One of the showiest at the show was a series called the Brocades. They have cream and green variegated leaves with a dash of red or orange that matches the bloom on top.
Another series that caught everyone's eye was the Exotica. Here you find leaves that may be maple-shaped or have creamy variegation. You also will find flowers that are rose form and apple blossom in color -- like a designer geranium. But I can't call it that because there is a Designer series known to be one of the best landscape performers. Some of the most intensely colored blossoms are in this series.
At California Pack Trials in the past, the Showcase series -- with colors like deep scarlet and bright cherry -- have garnered the most attention from photographers. These colors are just about guaranteed to motivate you to try geraniums again at your home.
Geraniums' preferred site in Mississippi receives full sun until just past noon, then a little protection in afternoon shade. You will find success with geraniums in these light conditions, coupled with well-drained, fertile soil.
To prepare your soil, loosen it 8 to 12 inches deep, and add 2 to 3 inches of organic matter. Add about 1 pound of a 12-6-6 fertilizer per 100 square feet, and rake the soil smooth.
Geraniums are heavy feeders, and many gardeners do not apply enough fertilizer to meet the plants' nutrient needs.
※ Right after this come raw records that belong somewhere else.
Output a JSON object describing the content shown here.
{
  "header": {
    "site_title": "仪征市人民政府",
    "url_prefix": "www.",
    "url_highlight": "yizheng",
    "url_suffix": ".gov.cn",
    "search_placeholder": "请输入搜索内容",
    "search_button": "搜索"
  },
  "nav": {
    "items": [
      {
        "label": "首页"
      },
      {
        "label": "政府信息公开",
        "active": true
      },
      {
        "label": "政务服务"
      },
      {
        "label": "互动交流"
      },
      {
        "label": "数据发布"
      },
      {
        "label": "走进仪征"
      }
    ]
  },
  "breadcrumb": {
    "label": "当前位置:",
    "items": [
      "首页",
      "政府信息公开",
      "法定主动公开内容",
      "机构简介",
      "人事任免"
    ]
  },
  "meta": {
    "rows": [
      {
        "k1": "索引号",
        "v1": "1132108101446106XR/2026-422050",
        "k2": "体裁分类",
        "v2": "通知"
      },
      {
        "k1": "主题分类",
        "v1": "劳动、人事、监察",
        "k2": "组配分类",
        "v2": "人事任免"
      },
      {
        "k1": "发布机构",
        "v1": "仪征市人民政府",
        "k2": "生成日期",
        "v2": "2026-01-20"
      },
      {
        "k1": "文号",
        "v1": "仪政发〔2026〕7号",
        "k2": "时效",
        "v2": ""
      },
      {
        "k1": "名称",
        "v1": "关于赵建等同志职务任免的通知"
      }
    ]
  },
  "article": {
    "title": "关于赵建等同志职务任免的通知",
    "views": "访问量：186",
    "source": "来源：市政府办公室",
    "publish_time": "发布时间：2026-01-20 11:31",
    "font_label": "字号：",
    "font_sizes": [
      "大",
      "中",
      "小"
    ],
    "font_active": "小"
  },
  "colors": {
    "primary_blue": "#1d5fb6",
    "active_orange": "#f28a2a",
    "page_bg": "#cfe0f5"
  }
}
We can feed every two weeks with a diluted water-soluble fertilizer like a 20-20-20, or apply a granular, controlled-released fertilizer every four to six weeks. When it is time to deadhead old flowers, don't just clip the cluster. Pinch or break off the flower stalk at the base.
Beyond that requirement, deciding on how you will use them is all that is left. Geraniums look great in a variety of gardens. We can use them on their own in beds, edging a perennial border, mixed with other annuals or in patio containers. One of the prettiest displays I have ever seen was in a window box. Red and white geraniums were alternated with cascading asparagus fern.
I like Ivy geraniums (Pelargonium pelatum), but no one should expect them to be New Gold lantana and bloom through August. Still, they will provide weeks of unparalleled beauty in a hanging basket.
One other group overlooked and underused is the scented geraniums. There are several species of these, such as Pelargonium odoratissimum apple, P. crispum lemon and P. nervosum lime. Scented-leafed geraniums give off their fragrance as you gently brush against them. They open up a whole new world of geranium growing that is more like herb gardening.
These geraniums are grown for potpourris, sachets, jams, jellies and desserts. You can find other species that give off the fragrance of strawberry, apricot, almond, peppermint and nutmeg. These were offered in greater quantity than before at the Jackson Garden and Patio Show and found favor, or should I say flavor, with the shoppers.
You've got a lot of choices for plants this spring, and you may want to add a few geraniums this spring in the landscape or those special containers by the front door.